* [WHAT THE TASK REQUIRES] Return the number of lines below with "point" in them, and nothing else.

────────

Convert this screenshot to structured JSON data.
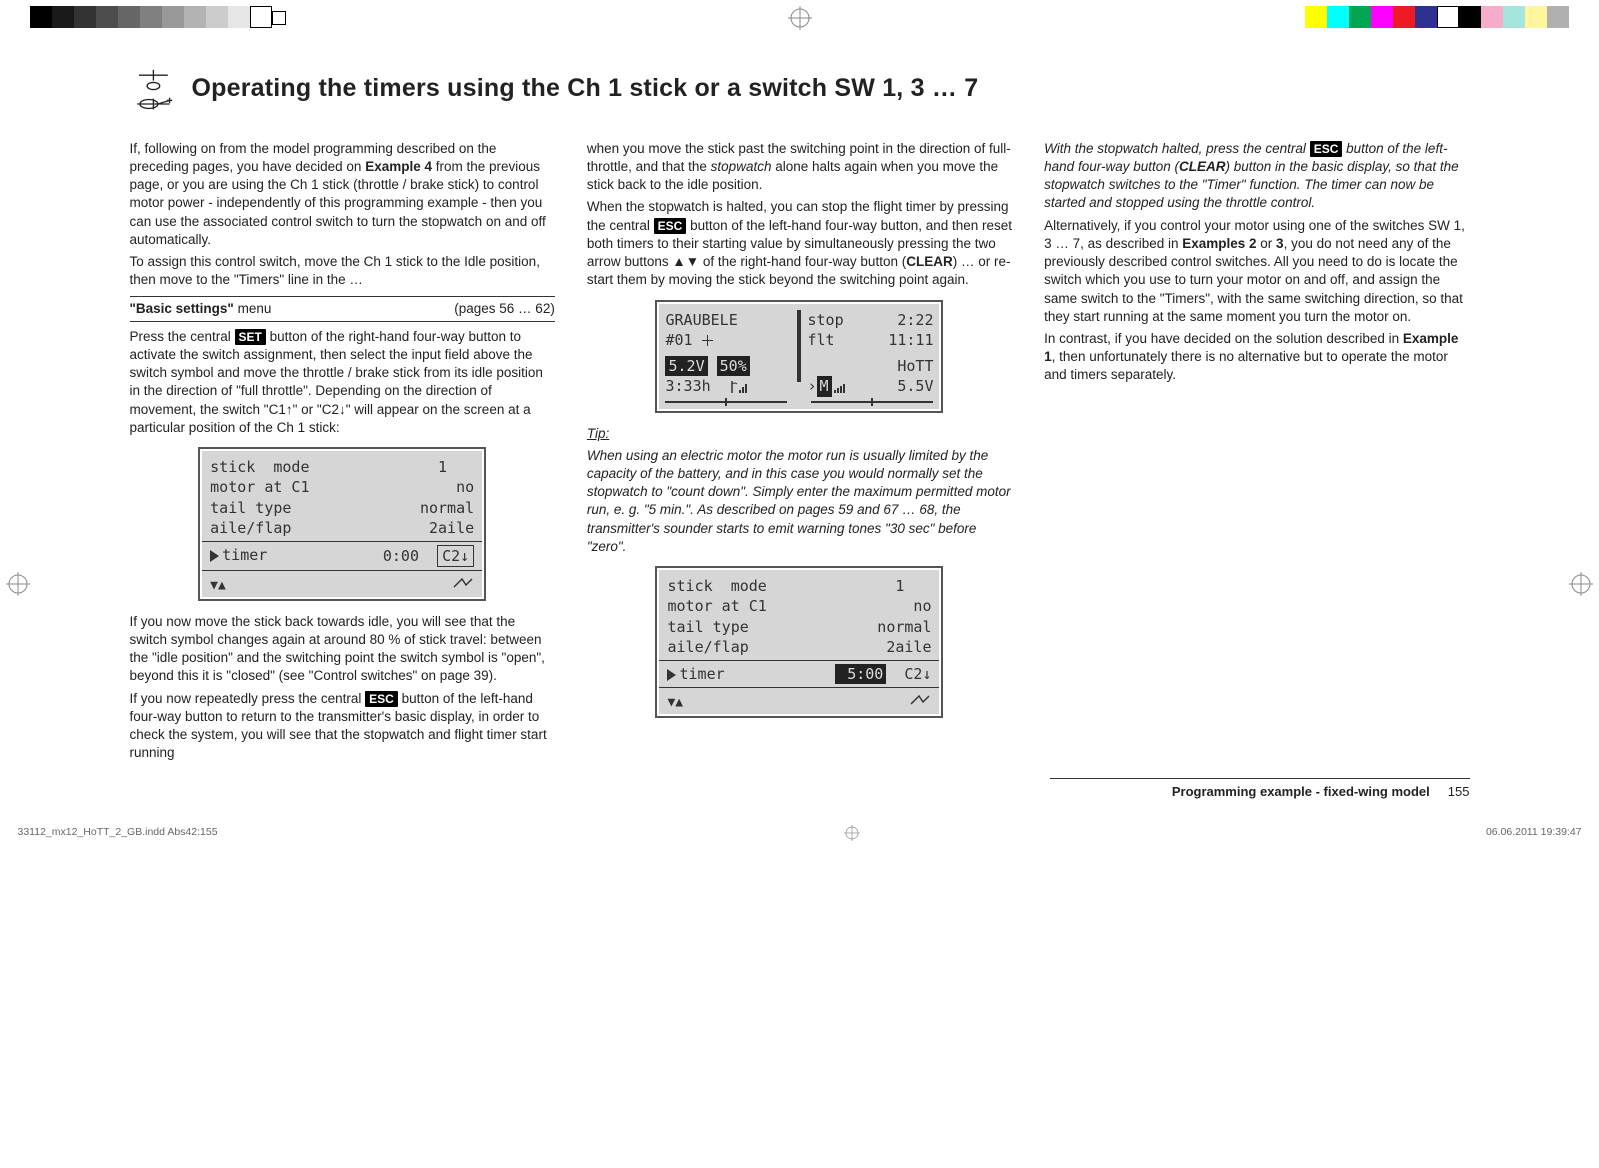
{
  "title": "Operating the timers using the Ch 1 stick or a switch SW 1, 3 … 7",
  "col1": {
    "p1a": "If, following on from the model programming described on the preceding pages, you have decided on ",
    "p1b": "Example 4",
    "p1c": " from the previous page, or you are using the Ch 1 stick (throttle / brake stick) to control motor power - independently of this programming example - then you can use the associated control switch to turn the stopwatch on and off automatically.",
    "p2": "To assign this control switch, move the Ch 1 stick to the Idle position, then move to the \"Timers\" line in the …",
    "menu_label": "\"Basic settings\"",
    "menu_word": " menu",
    "menu_ref": "(pages 56 … 62)",
    "p3a": "Press the central ",
    "p3b": "SET",
    "p3c": " button of the right-hand four-way button to activate the switch assignment, then select the input field above the switch symbol and move the throttle / brake stick from its idle position in the direction of \"full throttle\". Depending on the direction of movement, the switch \"C1↑\" or \"C2↓\" will appear on the screen at a particular position of the Ch 1 stick:",
    "p4": "If you now move the stick back towards idle, you will see that the switch symbol changes again at around 80 % of stick travel: between the \"idle position\" and the switching point the switch symbol is \"open\", beyond this it is \"closed\" (see \"Control switches\" on page 39).",
    "p5a": "If you now repeatedly press the central ",
    "p5b": "ESC",
    "p5c": " button of the left-hand four-way button to return to the transmitter's basic display, in order to check the system, you will see that the stopwatch and flight timer start running"
  },
  "screen1": {
    "r1l": "stick  mode",
    "r1r": "1   ",
    "r2l": "motor at C1",
    "r2r": "no",
    "r3l": "tail type",
    "r3r": "normal",
    "r4l": "aile/flap",
    "r4r": "2aile",
    "r5l": "timer",
    "r5r_time": "0:00",
    "r5r_sw": "C2↓"
  },
  "col2": {
    "p1a": "when you move the stick past the switching point in the direction of full-throttle, and that the ",
    "p1b": "stopwatch",
    "p1c": " alone halts again when you move the stick back to the idle position.",
    "p2a": "When the stopwatch is halted, you can stop the flight timer by pressing the central ",
    "p2b": "ESC",
    "p2c": " button of the left-hand four-way button, and then reset both timers to their starting value by simultaneously pressing the two arrow buttons ▲▼ of the right-hand four-way button (",
    "p2d": "CLEAR",
    "p2e": ") … or re-start them by moving the stick beyond the switching point again.",
    "tip_label": "Tip:",
    "tip_body": "When using an electric motor the motor run is usually limited by the capacity of the battery, and in this case you would normally set the stopwatch to \"count down\". Simply enter the maximum permitted motor run, e. g. \"5 min.\". As described on pages 59 and 67 … 68, the transmitter's sounder starts to emit warning tones \"30 sec\" before \"zero\"."
  },
  "main_screen": {
    "l1l": "GRAUBELE",
    "l2l": "#01",
    "l3l_v": "5.2V",
    "l3l_p": "50%",
    "l4l": "3:33h",
    "r1a": "stop",
    "r1b": "2:22",
    "r2a": "flt",
    "r2b": "11:11",
    "r3": "HoTT",
    "r4a": "M",
    "r4b": "5.5V"
  },
  "screen3": {
    "r1l": "stick  mode",
    "r1r": "1   ",
    "r2l": "motor at C1",
    "r2r": "no",
    "r3l": "tail type",
    "r3r": "normal",
    "r4l": "aile/flap",
    "r4r": "2aile",
    "r5l": "timer",
    "r5r_time": "5:00",
    "r5r_sw": "C2↓"
  },
  "col3": {
    "i1a": "With the stopwatch halted, press the central ",
    "i1b": "ESC",
    "i1c": " button of the left-hand four-way button (",
    "i1d": "CLEAR",
    "i1e": ") button in the basic display, so that the stopwatch switches to the \"Timer\" function. The timer can now be started and stopped using the throttle control.",
    "p2a": "Alternatively, if you control your motor using one of the switches SW 1, 3 … 7, as described in ",
    "p2b": "Examples 2",
    "p2c": " or ",
    "p2d": "3",
    "p2e": ", you do not need any of the previously described control switches. All you need to do is locate the switch which you use to turn your motor on and off, and assign the same switch to the \"Timers\", with the same switching direction, so that they start running at the same moment you turn the motor on.",
    "p3a": "In contrast, if you have decided on the solution described in ",
    "p3b": "Example 1",
    "p3c": ", then unfortunately there is no alternative but to operate the motor and timers separately."
  },
  "footer": {
    "section": "Programming example - fixed-wing model",
    "page_no": "155",
    "file": "33112_mx12_HoTT_2_GB.indd   Abs42:155",
    "datetime": "06.06.2011   19:39:47"
  }
}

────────

* [OUTPUT OF THE EXERCISE] 3